→ **EXCERPTED DATA**:

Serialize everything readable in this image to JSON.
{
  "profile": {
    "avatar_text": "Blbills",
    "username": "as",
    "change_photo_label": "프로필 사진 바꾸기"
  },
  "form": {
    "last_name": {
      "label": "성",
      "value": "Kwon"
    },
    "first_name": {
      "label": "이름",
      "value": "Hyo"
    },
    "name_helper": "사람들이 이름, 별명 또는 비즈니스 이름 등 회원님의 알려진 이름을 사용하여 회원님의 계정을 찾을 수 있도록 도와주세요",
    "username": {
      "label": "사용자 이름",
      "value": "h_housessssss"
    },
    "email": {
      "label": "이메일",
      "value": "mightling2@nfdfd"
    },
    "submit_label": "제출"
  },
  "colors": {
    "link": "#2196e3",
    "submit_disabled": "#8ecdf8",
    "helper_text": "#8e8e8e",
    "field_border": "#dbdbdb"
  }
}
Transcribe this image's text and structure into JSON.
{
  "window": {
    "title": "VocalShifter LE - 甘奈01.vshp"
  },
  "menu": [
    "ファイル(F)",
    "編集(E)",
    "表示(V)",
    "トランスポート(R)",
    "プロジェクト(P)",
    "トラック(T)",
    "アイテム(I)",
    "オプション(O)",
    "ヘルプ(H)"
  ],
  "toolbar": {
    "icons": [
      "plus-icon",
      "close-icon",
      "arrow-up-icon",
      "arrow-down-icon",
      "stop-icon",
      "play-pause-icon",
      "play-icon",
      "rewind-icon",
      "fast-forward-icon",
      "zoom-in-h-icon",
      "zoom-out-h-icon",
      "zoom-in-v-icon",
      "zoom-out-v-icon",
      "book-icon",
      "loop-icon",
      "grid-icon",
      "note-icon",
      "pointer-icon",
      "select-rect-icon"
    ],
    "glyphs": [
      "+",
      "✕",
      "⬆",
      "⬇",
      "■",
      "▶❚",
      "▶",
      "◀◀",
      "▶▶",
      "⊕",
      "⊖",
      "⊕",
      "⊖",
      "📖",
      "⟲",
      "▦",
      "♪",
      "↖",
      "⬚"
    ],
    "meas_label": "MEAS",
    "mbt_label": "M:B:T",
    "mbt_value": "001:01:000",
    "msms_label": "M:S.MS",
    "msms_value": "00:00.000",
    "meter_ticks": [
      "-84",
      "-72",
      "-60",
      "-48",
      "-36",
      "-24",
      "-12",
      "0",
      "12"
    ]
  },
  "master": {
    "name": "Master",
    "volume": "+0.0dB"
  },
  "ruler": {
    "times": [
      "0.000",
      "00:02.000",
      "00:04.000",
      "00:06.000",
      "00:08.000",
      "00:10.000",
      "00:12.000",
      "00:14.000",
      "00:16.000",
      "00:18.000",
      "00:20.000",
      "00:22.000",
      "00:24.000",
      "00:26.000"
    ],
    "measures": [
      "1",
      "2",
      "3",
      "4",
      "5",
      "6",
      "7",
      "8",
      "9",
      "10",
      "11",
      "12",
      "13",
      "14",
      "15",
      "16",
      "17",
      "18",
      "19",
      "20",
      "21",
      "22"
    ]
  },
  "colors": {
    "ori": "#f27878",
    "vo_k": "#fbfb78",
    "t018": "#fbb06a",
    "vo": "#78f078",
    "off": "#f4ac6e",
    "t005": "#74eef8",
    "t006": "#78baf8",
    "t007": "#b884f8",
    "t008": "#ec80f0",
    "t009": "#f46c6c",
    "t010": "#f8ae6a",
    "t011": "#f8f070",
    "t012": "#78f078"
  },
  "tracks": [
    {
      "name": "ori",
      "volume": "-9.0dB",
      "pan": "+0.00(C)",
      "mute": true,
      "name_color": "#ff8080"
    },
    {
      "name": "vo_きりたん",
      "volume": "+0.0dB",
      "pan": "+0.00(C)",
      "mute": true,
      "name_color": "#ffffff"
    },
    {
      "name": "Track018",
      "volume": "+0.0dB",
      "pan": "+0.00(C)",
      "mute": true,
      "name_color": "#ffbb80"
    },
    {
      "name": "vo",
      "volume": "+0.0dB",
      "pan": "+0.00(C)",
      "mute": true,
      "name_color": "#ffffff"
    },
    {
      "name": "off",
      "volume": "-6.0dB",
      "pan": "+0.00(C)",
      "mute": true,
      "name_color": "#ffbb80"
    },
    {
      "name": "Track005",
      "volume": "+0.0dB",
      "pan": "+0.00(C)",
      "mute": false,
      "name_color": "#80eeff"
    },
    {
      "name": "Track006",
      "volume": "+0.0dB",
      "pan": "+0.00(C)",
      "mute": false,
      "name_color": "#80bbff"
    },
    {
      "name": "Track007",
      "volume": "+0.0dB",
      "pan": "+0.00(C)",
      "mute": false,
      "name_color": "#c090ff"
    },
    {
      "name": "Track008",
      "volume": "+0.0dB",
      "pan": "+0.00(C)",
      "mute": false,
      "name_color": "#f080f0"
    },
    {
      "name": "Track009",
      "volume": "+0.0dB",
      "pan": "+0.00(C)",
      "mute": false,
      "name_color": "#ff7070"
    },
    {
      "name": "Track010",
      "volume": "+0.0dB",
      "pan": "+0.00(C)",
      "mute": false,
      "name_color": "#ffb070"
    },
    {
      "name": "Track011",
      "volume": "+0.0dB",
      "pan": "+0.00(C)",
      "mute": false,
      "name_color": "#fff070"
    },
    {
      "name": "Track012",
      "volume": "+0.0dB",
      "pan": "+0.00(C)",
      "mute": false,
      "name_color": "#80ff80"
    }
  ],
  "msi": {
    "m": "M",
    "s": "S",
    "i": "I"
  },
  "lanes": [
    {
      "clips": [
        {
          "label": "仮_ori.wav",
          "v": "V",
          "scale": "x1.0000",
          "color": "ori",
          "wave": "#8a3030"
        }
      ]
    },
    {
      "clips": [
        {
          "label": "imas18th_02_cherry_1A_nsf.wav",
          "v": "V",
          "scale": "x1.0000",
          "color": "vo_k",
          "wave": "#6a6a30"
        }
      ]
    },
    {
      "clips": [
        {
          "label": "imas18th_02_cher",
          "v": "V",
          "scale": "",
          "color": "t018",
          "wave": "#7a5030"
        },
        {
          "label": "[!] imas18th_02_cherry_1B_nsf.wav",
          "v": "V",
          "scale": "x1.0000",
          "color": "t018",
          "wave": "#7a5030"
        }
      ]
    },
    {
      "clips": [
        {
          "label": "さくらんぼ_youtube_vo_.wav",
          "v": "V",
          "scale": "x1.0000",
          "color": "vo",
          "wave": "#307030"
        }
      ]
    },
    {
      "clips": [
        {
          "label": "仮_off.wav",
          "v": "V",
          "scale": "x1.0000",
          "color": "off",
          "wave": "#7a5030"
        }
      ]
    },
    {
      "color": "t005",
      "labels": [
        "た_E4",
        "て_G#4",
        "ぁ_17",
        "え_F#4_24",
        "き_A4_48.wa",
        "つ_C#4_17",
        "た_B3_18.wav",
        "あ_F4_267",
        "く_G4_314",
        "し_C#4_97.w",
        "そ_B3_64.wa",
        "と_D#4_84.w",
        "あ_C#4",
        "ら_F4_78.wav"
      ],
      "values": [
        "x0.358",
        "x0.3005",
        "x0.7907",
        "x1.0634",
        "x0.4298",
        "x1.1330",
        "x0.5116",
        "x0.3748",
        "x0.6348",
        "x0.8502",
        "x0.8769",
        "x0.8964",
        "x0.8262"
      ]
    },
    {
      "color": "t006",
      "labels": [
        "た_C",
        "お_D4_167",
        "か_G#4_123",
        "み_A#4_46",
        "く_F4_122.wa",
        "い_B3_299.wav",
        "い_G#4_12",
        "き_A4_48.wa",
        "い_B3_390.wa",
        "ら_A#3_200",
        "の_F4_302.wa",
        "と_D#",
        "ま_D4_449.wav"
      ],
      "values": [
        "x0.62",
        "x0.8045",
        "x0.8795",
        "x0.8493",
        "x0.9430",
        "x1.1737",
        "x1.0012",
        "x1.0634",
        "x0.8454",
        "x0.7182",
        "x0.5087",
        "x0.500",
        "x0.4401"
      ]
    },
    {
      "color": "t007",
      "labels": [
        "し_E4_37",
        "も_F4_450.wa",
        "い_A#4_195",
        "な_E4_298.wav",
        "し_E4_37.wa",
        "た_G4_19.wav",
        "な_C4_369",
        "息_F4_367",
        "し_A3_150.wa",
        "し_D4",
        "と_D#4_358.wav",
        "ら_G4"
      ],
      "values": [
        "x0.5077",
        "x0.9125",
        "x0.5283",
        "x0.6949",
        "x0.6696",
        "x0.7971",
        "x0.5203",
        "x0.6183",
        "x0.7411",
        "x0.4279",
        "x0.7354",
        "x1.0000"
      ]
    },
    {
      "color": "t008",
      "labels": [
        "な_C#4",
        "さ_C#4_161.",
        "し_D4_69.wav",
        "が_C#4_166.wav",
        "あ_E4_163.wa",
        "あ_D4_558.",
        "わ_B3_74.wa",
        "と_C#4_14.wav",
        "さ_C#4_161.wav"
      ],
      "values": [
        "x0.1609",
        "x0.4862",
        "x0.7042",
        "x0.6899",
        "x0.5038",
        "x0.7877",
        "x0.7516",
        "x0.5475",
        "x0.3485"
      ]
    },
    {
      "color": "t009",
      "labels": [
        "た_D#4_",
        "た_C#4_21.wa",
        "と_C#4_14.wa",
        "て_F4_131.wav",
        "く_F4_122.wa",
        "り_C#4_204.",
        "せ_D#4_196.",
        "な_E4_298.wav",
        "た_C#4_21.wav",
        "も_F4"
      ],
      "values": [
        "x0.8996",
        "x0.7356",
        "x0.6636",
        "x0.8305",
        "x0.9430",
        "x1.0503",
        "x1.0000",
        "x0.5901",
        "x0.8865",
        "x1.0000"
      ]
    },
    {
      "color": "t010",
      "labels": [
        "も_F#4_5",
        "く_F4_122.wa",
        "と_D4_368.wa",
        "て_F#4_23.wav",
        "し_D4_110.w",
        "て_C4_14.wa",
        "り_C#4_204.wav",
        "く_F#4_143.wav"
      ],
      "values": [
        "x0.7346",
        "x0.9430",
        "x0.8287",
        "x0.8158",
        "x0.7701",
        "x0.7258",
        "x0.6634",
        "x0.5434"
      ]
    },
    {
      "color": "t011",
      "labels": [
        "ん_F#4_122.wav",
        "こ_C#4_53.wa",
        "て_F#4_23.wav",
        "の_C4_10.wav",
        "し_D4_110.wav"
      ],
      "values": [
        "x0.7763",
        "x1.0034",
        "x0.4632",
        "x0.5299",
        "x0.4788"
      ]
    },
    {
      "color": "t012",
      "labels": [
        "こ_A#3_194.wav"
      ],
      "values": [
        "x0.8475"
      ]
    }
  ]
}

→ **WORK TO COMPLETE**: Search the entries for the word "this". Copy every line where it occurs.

→ **ANSWER BELOW**:
Serialize everything readable in this image to JSON.
Transcribe this image's text and structure into JSON.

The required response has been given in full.